**Information shown:**

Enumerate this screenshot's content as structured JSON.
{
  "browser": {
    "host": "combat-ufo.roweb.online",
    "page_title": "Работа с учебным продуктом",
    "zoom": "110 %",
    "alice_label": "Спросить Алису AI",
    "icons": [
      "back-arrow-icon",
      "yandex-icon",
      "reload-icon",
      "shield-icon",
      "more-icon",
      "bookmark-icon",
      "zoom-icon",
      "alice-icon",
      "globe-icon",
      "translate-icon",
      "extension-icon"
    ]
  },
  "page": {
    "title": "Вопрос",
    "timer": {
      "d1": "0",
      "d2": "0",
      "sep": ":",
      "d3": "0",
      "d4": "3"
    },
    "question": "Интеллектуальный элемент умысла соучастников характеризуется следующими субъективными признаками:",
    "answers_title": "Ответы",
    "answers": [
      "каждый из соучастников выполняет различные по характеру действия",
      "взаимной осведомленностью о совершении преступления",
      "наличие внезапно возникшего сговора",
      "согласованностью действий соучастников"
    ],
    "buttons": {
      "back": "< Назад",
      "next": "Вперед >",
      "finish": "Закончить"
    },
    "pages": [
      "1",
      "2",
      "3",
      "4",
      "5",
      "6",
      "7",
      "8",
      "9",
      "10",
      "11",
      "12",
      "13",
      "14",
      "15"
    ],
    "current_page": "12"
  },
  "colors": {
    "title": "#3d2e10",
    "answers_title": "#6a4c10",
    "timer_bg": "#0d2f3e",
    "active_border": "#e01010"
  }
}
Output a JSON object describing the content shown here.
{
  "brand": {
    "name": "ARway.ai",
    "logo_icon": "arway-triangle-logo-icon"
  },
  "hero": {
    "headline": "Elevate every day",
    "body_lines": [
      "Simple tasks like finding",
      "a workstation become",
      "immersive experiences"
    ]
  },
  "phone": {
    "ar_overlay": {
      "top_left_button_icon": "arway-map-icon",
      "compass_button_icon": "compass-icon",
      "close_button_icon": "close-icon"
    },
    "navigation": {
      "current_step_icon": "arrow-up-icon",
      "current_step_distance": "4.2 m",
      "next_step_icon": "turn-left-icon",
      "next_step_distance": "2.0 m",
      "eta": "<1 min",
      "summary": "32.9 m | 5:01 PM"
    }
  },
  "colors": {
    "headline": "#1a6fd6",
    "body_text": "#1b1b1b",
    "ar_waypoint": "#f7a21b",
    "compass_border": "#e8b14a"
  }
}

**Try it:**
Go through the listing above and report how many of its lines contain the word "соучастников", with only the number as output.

**Answer to this problem:**
3